Your task is to copy each line of the listing that contains the word "title".
START EXTRACTED INFORMATION
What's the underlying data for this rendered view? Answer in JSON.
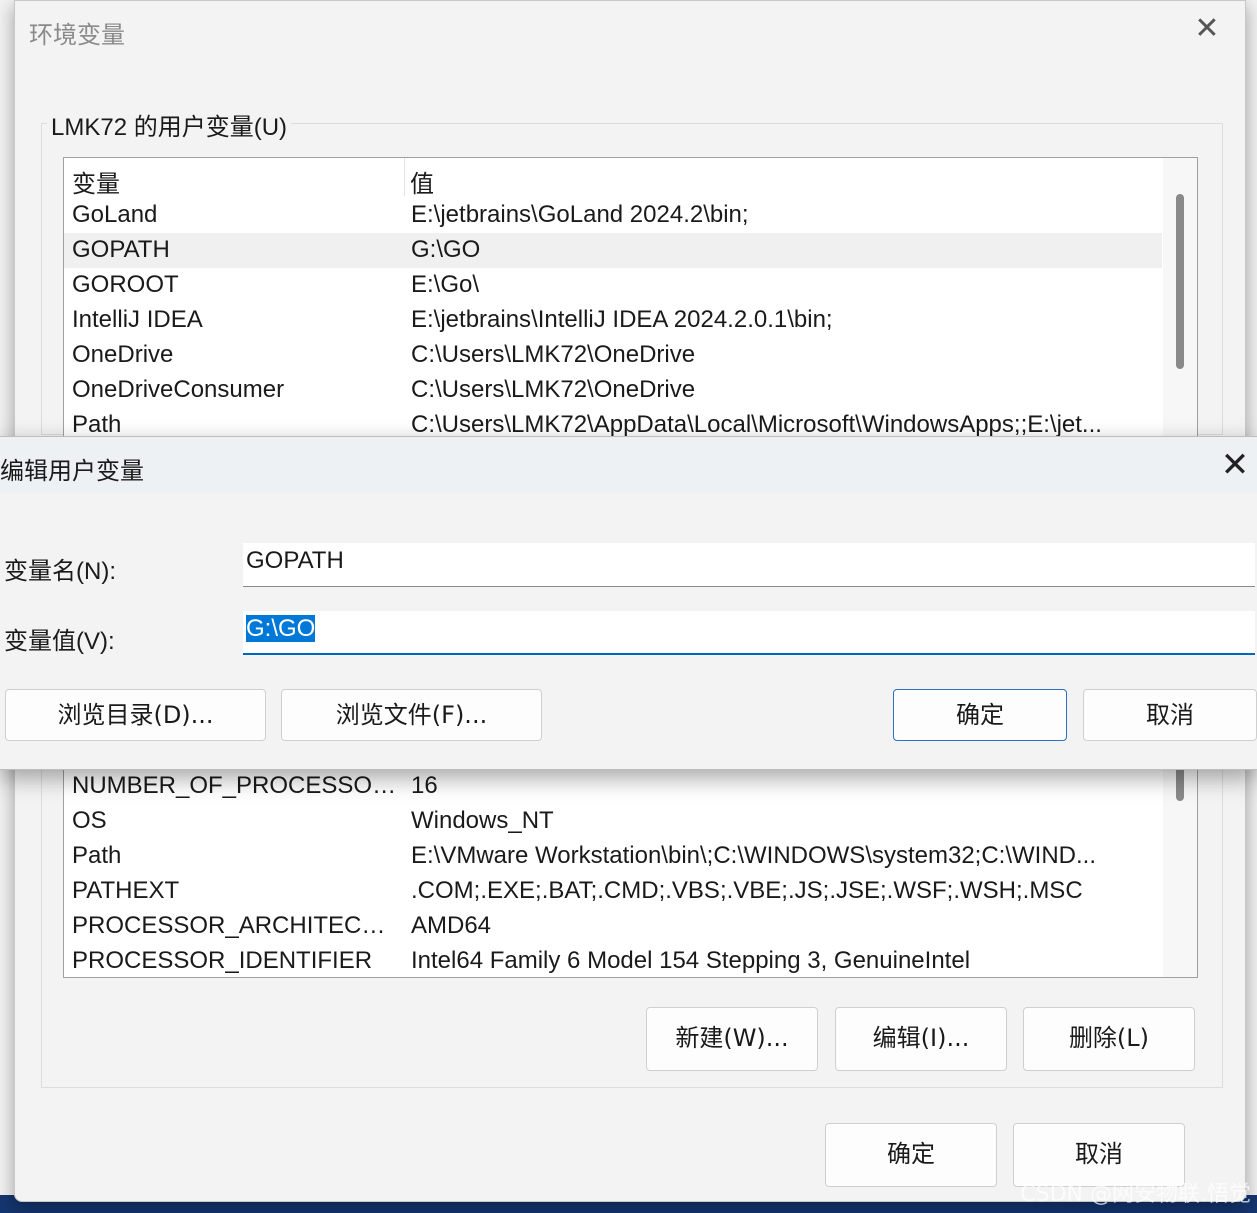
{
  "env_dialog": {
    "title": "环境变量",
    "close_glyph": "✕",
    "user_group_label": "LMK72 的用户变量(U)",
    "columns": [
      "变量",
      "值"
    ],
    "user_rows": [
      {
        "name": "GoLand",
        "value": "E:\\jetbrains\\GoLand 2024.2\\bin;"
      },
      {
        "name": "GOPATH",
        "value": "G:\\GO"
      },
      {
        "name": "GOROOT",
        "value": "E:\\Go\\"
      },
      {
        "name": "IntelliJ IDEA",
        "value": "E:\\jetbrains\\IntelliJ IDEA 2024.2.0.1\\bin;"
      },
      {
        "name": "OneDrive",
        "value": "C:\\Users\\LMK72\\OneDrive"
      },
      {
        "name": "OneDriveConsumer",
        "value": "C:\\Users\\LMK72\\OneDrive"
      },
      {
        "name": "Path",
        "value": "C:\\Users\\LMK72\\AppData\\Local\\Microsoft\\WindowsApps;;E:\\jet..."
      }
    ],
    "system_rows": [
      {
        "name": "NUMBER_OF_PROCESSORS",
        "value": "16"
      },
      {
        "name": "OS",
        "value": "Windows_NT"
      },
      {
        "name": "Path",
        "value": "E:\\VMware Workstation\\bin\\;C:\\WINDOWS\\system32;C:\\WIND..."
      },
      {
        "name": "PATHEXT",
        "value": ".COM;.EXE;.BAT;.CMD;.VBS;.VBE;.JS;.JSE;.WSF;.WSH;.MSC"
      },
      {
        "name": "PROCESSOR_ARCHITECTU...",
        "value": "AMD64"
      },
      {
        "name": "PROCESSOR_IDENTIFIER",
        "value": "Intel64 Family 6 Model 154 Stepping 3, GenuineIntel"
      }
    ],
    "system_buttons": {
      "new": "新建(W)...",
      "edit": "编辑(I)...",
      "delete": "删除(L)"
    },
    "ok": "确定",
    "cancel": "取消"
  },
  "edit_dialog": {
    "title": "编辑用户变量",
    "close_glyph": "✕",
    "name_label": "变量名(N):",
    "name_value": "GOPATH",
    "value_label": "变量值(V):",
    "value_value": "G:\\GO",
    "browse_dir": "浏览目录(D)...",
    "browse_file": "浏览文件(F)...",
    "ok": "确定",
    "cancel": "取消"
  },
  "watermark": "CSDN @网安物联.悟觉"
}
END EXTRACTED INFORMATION
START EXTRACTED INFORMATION
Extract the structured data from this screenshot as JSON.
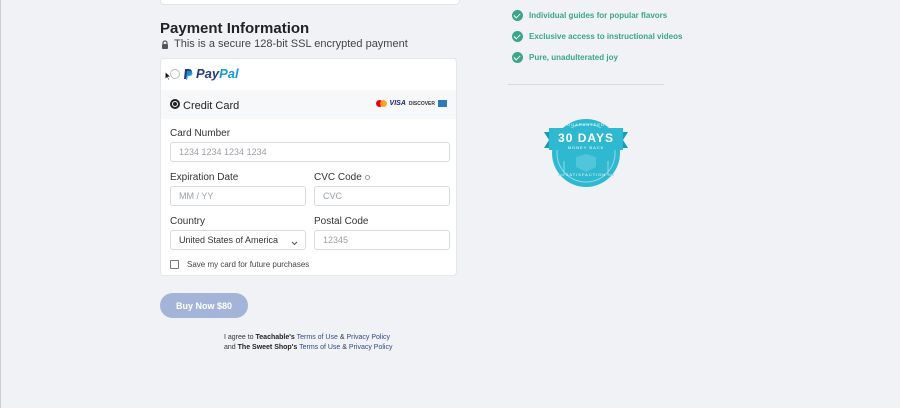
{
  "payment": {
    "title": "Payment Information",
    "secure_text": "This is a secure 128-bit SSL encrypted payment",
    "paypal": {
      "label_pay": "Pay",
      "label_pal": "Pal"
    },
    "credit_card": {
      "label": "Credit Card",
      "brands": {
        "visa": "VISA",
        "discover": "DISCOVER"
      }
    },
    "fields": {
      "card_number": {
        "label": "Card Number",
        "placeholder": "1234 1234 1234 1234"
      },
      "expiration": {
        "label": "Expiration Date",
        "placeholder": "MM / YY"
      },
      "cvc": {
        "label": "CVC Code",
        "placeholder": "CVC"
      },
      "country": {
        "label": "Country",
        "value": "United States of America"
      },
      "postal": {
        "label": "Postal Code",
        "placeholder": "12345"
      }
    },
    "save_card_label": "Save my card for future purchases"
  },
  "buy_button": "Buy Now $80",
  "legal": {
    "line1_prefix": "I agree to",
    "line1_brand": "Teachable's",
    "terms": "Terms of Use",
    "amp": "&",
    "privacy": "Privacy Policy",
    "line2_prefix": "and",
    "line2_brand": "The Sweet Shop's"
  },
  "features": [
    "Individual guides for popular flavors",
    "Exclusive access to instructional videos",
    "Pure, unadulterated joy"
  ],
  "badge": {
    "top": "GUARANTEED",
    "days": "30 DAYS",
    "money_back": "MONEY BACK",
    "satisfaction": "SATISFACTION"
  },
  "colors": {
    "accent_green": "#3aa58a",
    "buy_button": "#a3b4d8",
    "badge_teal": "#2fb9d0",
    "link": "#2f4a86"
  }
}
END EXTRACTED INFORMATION
SOLUTION TO THIS PROBLEM
    "title": "环境变量",
    "title": "编辑用户变量",
    "title": "Payment Information",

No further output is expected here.